§ **Task objective**: All of the data must be printed exactly; please include every line.

Component data from apps and pages:
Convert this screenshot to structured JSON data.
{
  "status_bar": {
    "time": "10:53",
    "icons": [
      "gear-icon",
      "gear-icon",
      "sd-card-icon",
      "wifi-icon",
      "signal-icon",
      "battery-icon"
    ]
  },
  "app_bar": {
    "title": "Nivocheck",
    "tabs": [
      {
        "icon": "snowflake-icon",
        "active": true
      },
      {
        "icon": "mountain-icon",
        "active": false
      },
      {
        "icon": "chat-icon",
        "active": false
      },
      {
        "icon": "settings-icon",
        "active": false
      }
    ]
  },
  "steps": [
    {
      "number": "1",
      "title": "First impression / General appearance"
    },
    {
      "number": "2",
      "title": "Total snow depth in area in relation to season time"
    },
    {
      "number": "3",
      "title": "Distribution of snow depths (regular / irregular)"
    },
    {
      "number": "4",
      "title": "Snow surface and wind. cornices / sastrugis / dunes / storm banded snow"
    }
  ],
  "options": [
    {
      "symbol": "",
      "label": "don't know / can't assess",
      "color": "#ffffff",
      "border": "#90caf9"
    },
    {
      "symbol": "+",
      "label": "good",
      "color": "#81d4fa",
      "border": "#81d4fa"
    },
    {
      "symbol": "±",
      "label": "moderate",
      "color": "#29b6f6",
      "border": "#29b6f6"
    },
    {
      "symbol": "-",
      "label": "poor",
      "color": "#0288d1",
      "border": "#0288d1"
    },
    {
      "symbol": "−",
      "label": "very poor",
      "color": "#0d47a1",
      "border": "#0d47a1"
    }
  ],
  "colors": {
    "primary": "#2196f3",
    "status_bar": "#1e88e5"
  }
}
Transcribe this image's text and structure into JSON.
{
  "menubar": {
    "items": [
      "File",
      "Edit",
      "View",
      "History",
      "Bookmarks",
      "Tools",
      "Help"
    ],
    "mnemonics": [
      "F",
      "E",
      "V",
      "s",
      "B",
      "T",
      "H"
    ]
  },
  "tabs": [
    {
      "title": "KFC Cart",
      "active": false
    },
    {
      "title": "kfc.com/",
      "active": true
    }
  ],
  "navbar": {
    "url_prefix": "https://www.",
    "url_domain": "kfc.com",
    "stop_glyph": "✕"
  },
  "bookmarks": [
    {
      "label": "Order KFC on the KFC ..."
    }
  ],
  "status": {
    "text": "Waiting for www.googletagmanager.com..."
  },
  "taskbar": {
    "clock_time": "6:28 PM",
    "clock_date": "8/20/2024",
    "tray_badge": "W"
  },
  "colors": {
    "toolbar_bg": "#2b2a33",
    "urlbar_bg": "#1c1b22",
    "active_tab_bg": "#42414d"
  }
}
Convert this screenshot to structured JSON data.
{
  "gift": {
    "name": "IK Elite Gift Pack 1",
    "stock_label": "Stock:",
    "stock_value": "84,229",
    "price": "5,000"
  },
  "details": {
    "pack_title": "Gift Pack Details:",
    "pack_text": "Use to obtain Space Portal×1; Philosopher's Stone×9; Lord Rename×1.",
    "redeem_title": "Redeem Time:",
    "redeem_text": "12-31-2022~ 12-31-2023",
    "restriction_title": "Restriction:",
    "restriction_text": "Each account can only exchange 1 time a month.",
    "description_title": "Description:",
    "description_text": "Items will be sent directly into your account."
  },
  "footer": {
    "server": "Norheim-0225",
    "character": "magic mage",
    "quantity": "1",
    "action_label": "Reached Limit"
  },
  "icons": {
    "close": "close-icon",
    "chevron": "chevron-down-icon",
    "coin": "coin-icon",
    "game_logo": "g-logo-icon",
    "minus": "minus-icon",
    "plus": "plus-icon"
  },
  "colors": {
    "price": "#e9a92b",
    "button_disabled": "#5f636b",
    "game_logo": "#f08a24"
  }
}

§ **Exercise solution**:
Convert this screenshot to structured JSON data.
{
  "status_bar": {
    "time": "10:53",
    "icons": [
      "gear-icon",
      "gear-icon",
      "sd-card-icon",
      "wifi-icon",
      "signal-icon",
      "battery-icon"
    ]
  },
  "app_bar": {
    "title": "Nivocheck",
    "tabs": [
      {
        "icon": "snowflake-icon",
        "active": true
      },
      {
        "icon": "mountain-icon",
        "active": false
      },
      {
        "icon": "chat-icon",
        "active": false
      },
      {
        "icon": "settings-icon",
        "active": false
      }
    ]
  },
  "steps": [
    {
      "number": "1",
      "title": "First impression / General appearance"
    },
    {
      "number": "2",
      "title": "Total snow depth in area in relation to season time"
    },
    {
      "number": "3",
      "title": "Distribution of snow depths (regular / irregular)"
    },
    {
      "number": "4",
      "title": "Snow surface and wind. cornices / sastrugis / dunes / storm banded snow"
    }
  ],
  "options": [
    {
      "symbol": "",
      "label": "don't know / can't assess",
      "color": "#ffffff",
      "border": "#90caf9"
    },
    {
      "symbol": "+",
      "label": "good",
      "color": "#81d4fa",
      "border": "#81d4fa"
    },
    {
      "symbol": "±",
      "label": "moderate",
      "color": "#29b6f6",
      "border": "#29b6f6"
    },
    {
      "symbol": "-",
      "label": "poor",
      "color": "#0288d1",
      "border": "#0288d1"
    },
    {
      "symbol": "−",
      "label": "very poor",
      "color": "#0d47a1",
      "border": "#0d47a1"
    }
  ],
  "colors": {
    "primary": "#2196f3",
    "status_bar": "#1e88e5"
  }
}
Transcribe this image's text and structure into JSON.
{
  "menubar": {
    "items": [
      "File",
      "Edit",
      "View",
      "History",
      "Bookmarks",
      "Tools",
      "Help"
    ],
    "mnemonics": [
      "F",
      "E",
      "V",
      "s",
      "B",
      "T",
      "H"
    ]
  },
  "tabs": [
    {
      "title": "KFC Cart",
      "active": false
    },
    {
      "title": "kfc.com/",
      "active": true
    }
  ],
  "navbar": {
    "url_prefix": "https://www.",
    "url_domain": "kfc.com",
    "stop_glyph": "✕"
  },
  "bookmarks": [
    {
      "label": "Order KFC on the KFC ..."
    }
  ],
  "status": {
    "text": "Waiting for www.googletagmanager.com..."
  },
  "taskbar": {
    "clock_time": "6:28 PM",
    "clock_date": "8/20/2024",
    "tray_badge": "W"
  },
  "colors": {
    "toolbar_bg": "#2b2a33",
    "urlbar_bg": "#1c1b22",
    "active_tab_bg": "#42414d"
  }
}
Convert this screenshot to structured JSON data.
{
  "gift": {
    "name": "IK Elite Gift Pack 1",
    "stock_label": "Stock:",
    "stock_value": "84,229",
    "price": "5,000"
  },
  "details": {
    "pack_title": "Gift Pack Details:",
    "pack_text": "Use to obtain Space Portal×1; Philosopher's Stone×9; Lord Rename×1.",
    "redeem_title": "Redeem Time:",
    "redeem_text": "12-31-2022~ 12-31-2023",
    "restriction_title": "Restriction:",
    "restriction_text": "Each account can only exchange 1 time a month.",
    "description_title": "Description:",
    "description_text": "Items will be sent directly into your account."
  },
  "footer": {
    "server": "Norheim-0225",
    "character": "magic mage",
    "quantity": "1",
    "action_label": "Reached Limit"
  },
  "icons": {
    "close": "close-icon",
    "chevron": "chevron-down-icon",
    "coin": "coin-icon",
    "game_logo": "g-logo-icon",
    "minus": "minus-icon",
    "plus": "plus-icon"
  },
  "colors": {
    "price": "#e9a92b",
    "button_disabled": "#5f636b",
    "game_logo": "#f08a24"
  }
}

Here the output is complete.